*** INPUT ***

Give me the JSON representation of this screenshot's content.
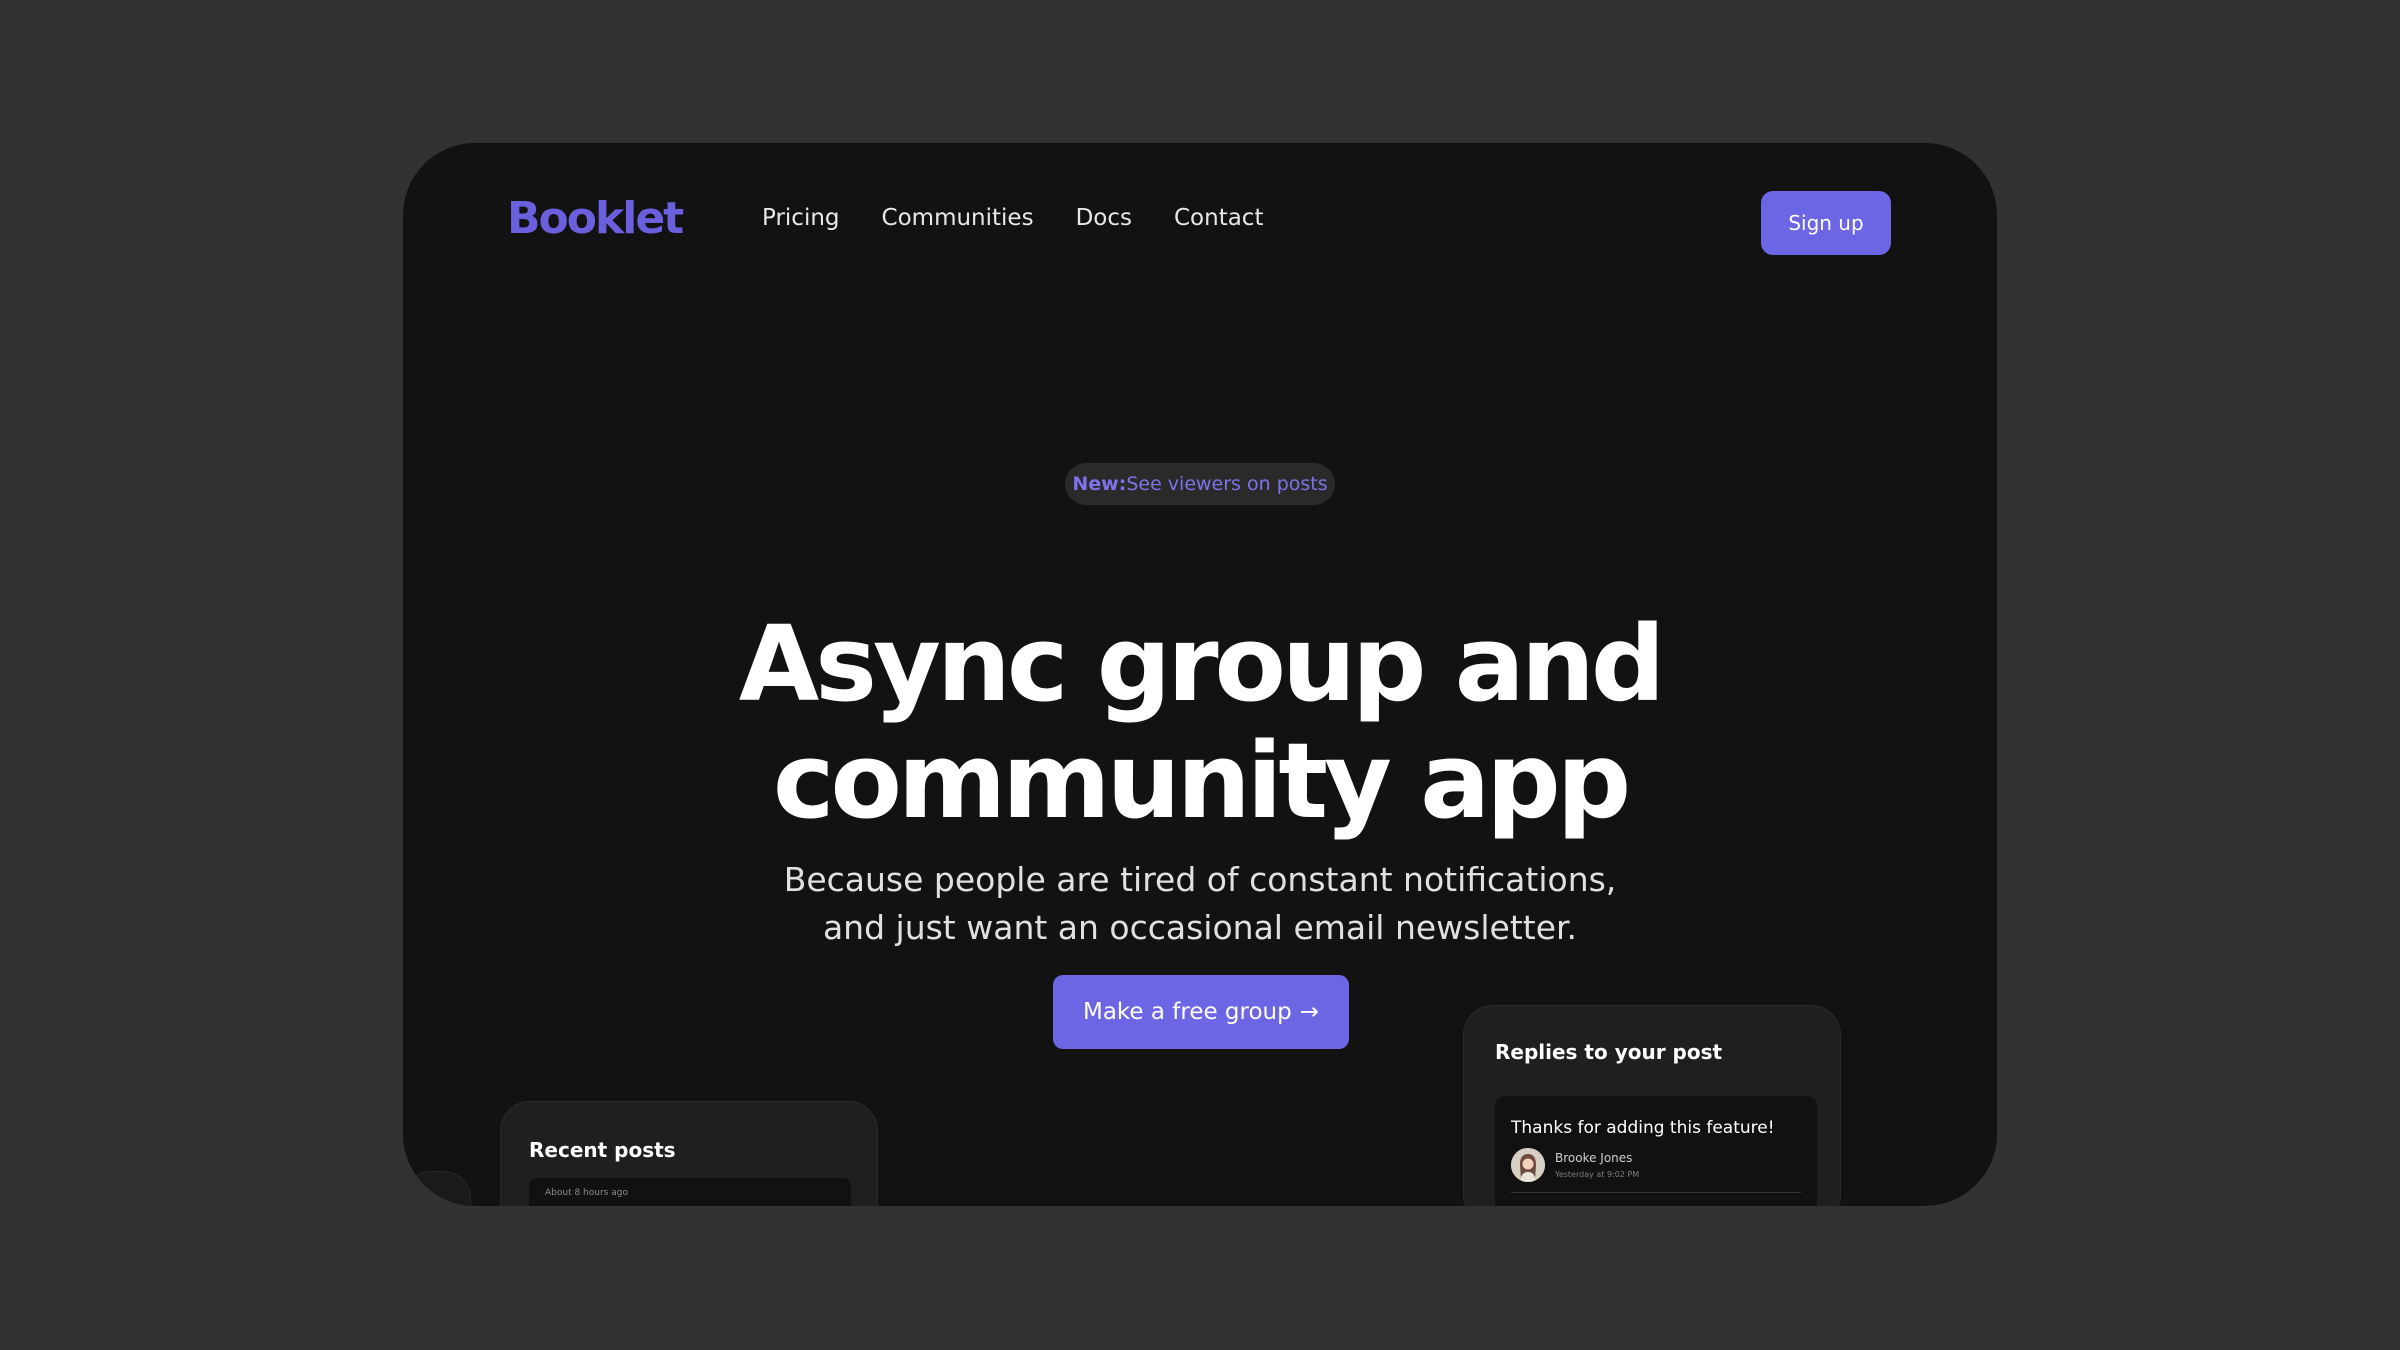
{
  "brand": {
    "name": "Booklet",
    "accent_color": "#6D66E4",
    "background_color": "#121212"
  },
  "nav": {
    "items": [
      {
        "label": "Pricing"
      },
      {
        "label": "Communities"
      },
      {
        "label": "Docs"
      },
      {
        "label": "Contact"
      }
    ],
    "signup_label": "Sign up"
  },
  "hero": {
    "announcement": {
      "prefix": "New:",
      "text": " See viewers on posts"
    },
    "title_line_1": "Async group and",
    "title_line_2": "community app",
    "subtitle_line_1": "Because people are tired of constant notifications,",
    "subtitle_line_2": "and just want an occasional email newsletter.",
    "cta_label": "Make a free group",
    "cta_icon": "arrow-right-icon"
  },
  "recent_posts": {
    "title": "Recent posts",
    "items": [
      {
        "meta": "About 8 hours ago"
      }
    ]
  },
  "replies": {
    "title": "Replies to your post",
    "items": [
      {
        "text": "Thanks for adding this feature!",
        "author": "Brooke Jones",
        "time": "Yesterday at 9:02 PM"
      }
    ]
  }
}
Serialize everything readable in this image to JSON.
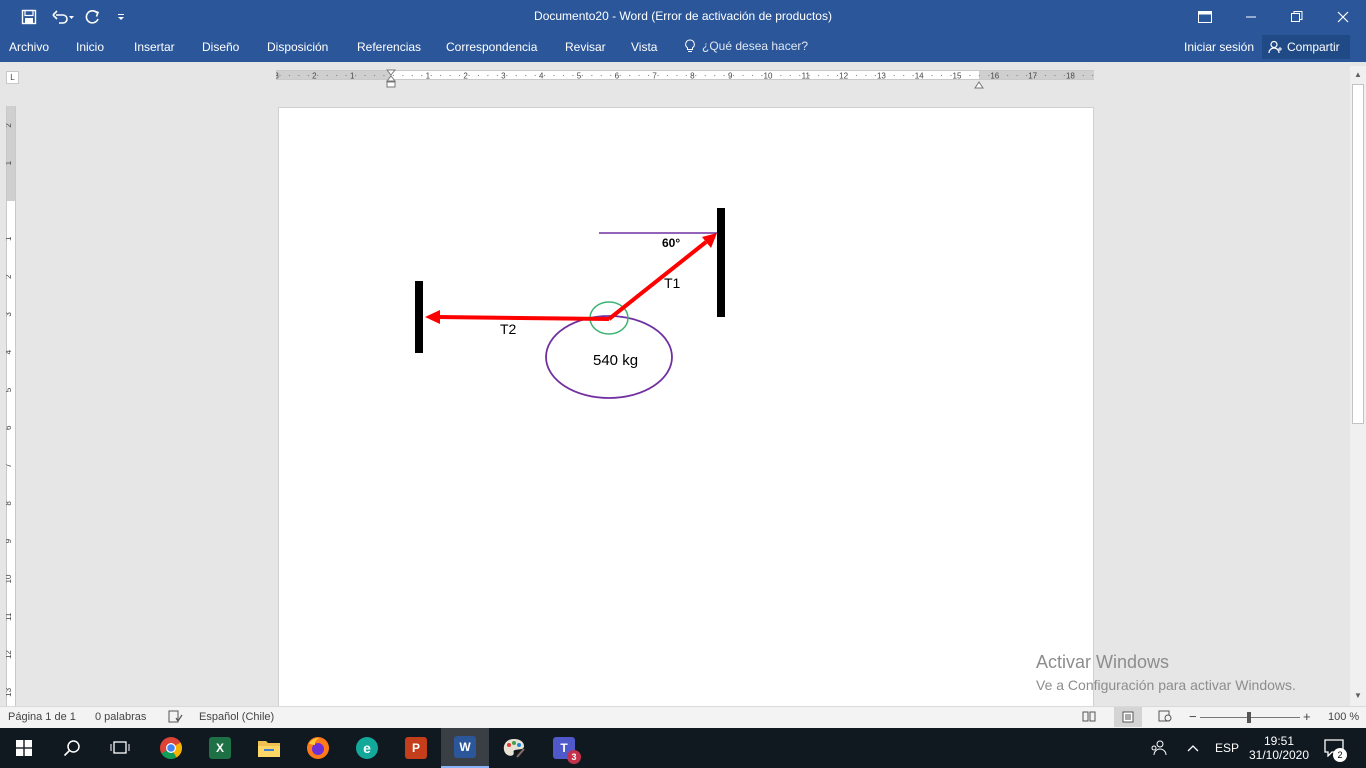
{
  "window": {
    "title": "Documento20 - Word (Error de activación de productos)"
  },
  "ribbon": {
    "tabs": [
      "Archivo",
      "Inicio",
      "Insertar",
      "Diseño",
      "Disposición",
      "Referencias",
      "Correspondencia",
      "Revisar",
      "Vista"
    ],
    "tell_me": "¿Qué desea hacer?",
    "sign_in": "Iniciar sesión",
    "share": "Compartir"
  },
  "ruler": {
    "h_numbers": [
      "3",
      "2",
      "1",
      "1",
      "2",
      "3",
      "4",
      "5",
      "6",
      "7",
      "8",
      "9",
      "10",
      "11",
      "12",
      "13",
      "14",
      "15",
      "16",
      "17",
      "18"
    ],
    "v_numbers": [
      "2",
      "1",
      "1",
      "2",
      "3",
      "4",
      "5",
      "6",
      "7",
      "8",
      "9",
      "10",
      "11",
      "12",
      "13"
    ]
  },
  "diagram": {
    "angle": "60°",
    "t1": "T1",
    "t2": "T2",
    "mass": "540 kg",
    "colors": {
      "arrow": "#ff0000",
      "ring": "#3cb371",
      "mass": "#7030a0",
      "reference": "#7030a0",
      "support": "#000000"
    }
  },
  "watermark": {
    "line1": "Activar Windows",
    "line2": "Ve a Configuración para activar Windows."
  },
  "status": {
    "page": "Página 1 de 1",
    "words": "0 palabras",
    "language": "Español (Chile)",
    "zoom": "100 %"
  },
  "taskbar": {
    "lang": "ESP",
    "time": "19:51",
    "date": "31/10/2020",
    "notifications": "2",
    "teams_badge": "3"
  }
}
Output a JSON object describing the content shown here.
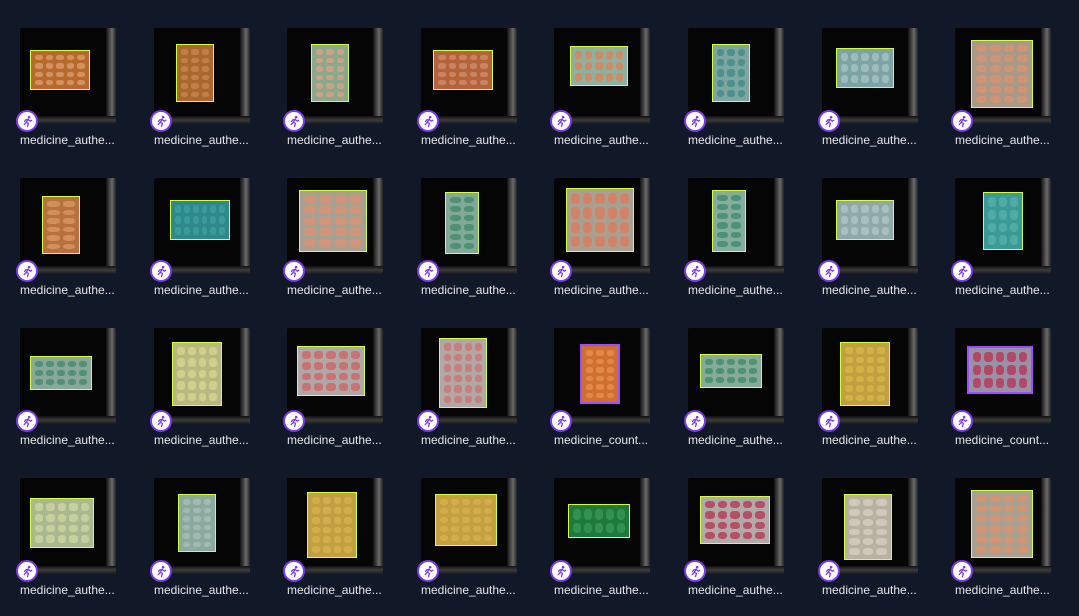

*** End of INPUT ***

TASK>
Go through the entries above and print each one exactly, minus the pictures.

ANSWER TO THIS TASK>
Give me the JSON representation of this screenshot's content.
{
  "brand": {
    "name": "Booklet",
    "accent_color": "#6D66E4",
    "background_color": "#121212"
  },
  "nav": {
    "items": [
      {
        "label": "Pricing"
      },
      {
        "label": "Communities"
      },
      {
        "label": "Docs"
      },
      {
        "label": "Contact"
      }
    ],
    "signup_label": "Sign up"
  },
  "hero": {
    "announcement": {
      "prefix": "New:",
      "text": " See viewers on posts"
    },
    "title_line_1": "Async group and",
    "title_line_2": "community app",
    "subtitle_line_1": "Because people are tired of constant notifications,",
    "subtitle_line_2": "and just want an occasional email newsletter.",
    "cta_label": "Make a free group",
    "cta_icon": "arrow-right-icon"
  },
  "recent_posts": {
    "title": "Recent posts",
    "items": [
      {
        "meta": "About 8 hours ago"
      }
    ]
  },
  "replies": {
    "title": "Replies to your post",
    "items": [
      {
        "text": "Thanks for adding this feature!",
        "author": "Brooke Jones",
        "time": "Yesterday at 9:02 PM"
      }
    ]
  }
}
Serialize everything readable in this image to JSON.
{
  "window": {
    "title": "Documento20 - Word (Error de activación de productos)"
  },
  "ribbon": {
    "tabs": [
      "Archivo",
      "Inicio",
      "Insertar",
      "Diseño",
      "Disposición",
      "Referencias",
      "Correspondencia",
      "Revisar",
      "Vista"
    ],
    "tell_me": "¿Qué desea hacer?",
    "sign_in": "Iniciar sesión",
    "share": "Compartir"
  },
  "ruler": {
    "h_numbers": [
      "3",
      "2",
      "1",
      "1",
      "2",
      "3",
      "4",
      "5",
      "6",
      "7",
      "8",
      "9",
      "10",
      "11",
      "12",
      "13",
      "14",
      "15",
      "16",
      "17",
      "18"
    ],
    "v_numbers": [
      "2",
      "1",
      "1",
      "2",
      "3",
      "4",
      "5",
      "6",
      "7",
      "8",
      "9",
      "10",
      "11",
      "12",
      "13"
    ]
  },
  "diagram": {
    "angle": "60°",
    "t1": "T1",
    "t2": "T2",
    "mass": "540 kg",
    "colors": {
      "arrow": "#ff0000",
      "ring": "#3cb371",
      "mass": "#7030a0",
      "reference": "#7030a0",
      "support": "#000000"
    }
  },
  "watermark": {
    "line1": "Activar Windows",
    "line2": "Ve a Configuración para activar Windows."
  },
  "status": {
    "page": "Página 1 de 1",
    "words": "0 palabras",
    "language": "Español (Chile)",
    "zoom": "100 %"
  },
  "taskbar": {
    "lang": "ESP",
    "time": "19:51",
    "date": "31/10/2020",
    "notifications": "2",
    "teams_badge": "3"
  }
}
Output a JSON object describing the content shown here.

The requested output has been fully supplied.